The system basically encapsulates two kinds of biomolecules –microtubules and kinesins-  into a membrane shell. Analogously to living cells this envelope consists of a flexible lipid double-layer and is called a vesicle. Inside, microtubules –tube-like components of the cytoskeleton- align parallel to a liquid crystal film on the membrane. The kinesins are located in between of the microtubules. While in nature kinesins are walking on microtubules to transport cargo, here they are arranged in couples and exert forces that slide the microtubules alongside each other. Thus an active cortex layer is formed that drives deformations of the vesicle (Fig.1).

 

Decisive for this deformation is that the liquid crystal must always contain some so called “defects”, discontinuities where the parallel order of the tubes cannot be sustained. Mathematicians explain these kinds of phenomena by way of the Poincaré-Hopf theorem, figuratively also referred to as the “hairy ball problem.” Just as one can't comb a hairy ball flat without creating a cowlick, there will always be some microtubules that cannot lay flat against the membrane surface in a regular pattern. At certain locations the tubules will be oriented somewhat orthogonally to each other – in a very specific geometry.

Since the microtubules are in constant motion alongside each other due to the activity of the kinesin molecules, the defects  also migrate. Amazingly, they do this in a very uniform and periodic manner, oscillating between two fixed orientations.

As long as the vesicle has a spherical shape, the defect movement has no significant influence on the external shape of the membrane. However, as soon as some excess membrane is provided (which can be done by osmosis) the vesicle starts to change in shape due to the movement within the membrane. As even more water is pulled out by osmosis, slack in the membrane forms into spiked extensions resembling those used by single cells for locomotion.

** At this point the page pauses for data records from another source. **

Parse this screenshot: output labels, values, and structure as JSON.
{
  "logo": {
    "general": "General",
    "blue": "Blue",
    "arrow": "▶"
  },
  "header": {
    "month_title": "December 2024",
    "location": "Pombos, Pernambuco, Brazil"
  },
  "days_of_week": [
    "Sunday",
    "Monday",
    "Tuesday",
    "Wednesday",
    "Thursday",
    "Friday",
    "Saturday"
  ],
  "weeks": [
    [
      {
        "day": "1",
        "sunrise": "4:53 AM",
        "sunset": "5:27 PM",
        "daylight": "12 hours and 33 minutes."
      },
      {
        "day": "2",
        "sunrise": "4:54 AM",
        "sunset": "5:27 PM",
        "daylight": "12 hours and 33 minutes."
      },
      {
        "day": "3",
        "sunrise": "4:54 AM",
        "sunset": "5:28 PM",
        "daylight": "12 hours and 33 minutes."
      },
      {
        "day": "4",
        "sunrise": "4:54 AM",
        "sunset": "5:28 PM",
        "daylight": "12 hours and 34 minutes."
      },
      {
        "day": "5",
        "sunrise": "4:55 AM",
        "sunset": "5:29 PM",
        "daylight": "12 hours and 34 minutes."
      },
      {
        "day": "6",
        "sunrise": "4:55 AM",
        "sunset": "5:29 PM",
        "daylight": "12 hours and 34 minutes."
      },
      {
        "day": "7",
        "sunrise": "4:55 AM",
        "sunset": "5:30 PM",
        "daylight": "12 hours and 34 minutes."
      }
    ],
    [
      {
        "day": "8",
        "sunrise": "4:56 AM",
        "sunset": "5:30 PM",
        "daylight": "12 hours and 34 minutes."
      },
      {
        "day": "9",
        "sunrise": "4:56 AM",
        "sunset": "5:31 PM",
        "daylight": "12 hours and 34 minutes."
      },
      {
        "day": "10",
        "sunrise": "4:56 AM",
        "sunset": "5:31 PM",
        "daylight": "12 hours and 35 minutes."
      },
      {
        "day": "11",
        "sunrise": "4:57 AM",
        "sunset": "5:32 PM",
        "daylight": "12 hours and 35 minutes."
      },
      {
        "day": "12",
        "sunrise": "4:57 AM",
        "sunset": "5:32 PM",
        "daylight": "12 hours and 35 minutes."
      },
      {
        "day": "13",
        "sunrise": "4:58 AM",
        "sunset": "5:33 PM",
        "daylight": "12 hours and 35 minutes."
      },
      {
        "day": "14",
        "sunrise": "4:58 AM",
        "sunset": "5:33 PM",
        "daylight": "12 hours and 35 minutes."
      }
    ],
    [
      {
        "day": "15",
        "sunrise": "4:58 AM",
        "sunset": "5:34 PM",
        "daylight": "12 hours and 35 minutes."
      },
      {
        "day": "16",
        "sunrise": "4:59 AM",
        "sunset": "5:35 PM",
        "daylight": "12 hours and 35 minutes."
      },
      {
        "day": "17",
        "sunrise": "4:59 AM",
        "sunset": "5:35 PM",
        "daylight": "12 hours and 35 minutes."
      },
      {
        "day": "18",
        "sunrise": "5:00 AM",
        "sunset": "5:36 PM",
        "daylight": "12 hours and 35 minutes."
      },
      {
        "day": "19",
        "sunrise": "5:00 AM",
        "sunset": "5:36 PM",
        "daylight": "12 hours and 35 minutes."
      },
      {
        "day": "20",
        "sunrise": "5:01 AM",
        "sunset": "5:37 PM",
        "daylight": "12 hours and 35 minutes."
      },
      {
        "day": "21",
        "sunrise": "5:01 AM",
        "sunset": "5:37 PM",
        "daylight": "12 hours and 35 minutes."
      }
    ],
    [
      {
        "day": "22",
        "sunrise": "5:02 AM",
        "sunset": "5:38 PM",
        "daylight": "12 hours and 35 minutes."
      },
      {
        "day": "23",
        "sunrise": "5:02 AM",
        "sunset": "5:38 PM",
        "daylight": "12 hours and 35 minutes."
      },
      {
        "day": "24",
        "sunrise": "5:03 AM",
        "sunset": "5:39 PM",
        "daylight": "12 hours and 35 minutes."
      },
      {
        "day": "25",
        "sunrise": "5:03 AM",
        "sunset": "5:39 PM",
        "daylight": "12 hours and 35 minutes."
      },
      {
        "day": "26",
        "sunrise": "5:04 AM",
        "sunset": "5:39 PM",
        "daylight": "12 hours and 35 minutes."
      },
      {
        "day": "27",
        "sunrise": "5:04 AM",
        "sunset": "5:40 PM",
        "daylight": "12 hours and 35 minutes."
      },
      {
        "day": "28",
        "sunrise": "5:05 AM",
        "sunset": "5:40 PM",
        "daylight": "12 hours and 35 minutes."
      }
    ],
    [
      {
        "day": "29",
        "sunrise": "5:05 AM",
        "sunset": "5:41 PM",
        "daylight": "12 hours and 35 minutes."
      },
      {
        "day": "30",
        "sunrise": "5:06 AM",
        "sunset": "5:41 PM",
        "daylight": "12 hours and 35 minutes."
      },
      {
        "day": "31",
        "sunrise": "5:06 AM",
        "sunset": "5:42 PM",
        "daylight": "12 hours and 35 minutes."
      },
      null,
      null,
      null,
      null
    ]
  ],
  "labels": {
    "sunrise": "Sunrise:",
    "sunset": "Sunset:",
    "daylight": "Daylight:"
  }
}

The morphology of the vesicles is also affected by their size. While big vesicles with a radius above 18 µm always exhibit four defects, smaller ones also show only two defects. This results either in a temporary ring arrangement of the microtubules (Fig.2) or in a structure with two poles that resembles the spindle of a dividing cell (Fig.3).

Fig.2: Ring arrangement of the microtubules in a vesicle. Actively driven, the ring elongates and bends in its spherical confinement.
Fig.3: Spidle-like conformation. Two poles emerge, where the microtubules form asters. The system shows characteristic repetitive phases of elongation and collapse.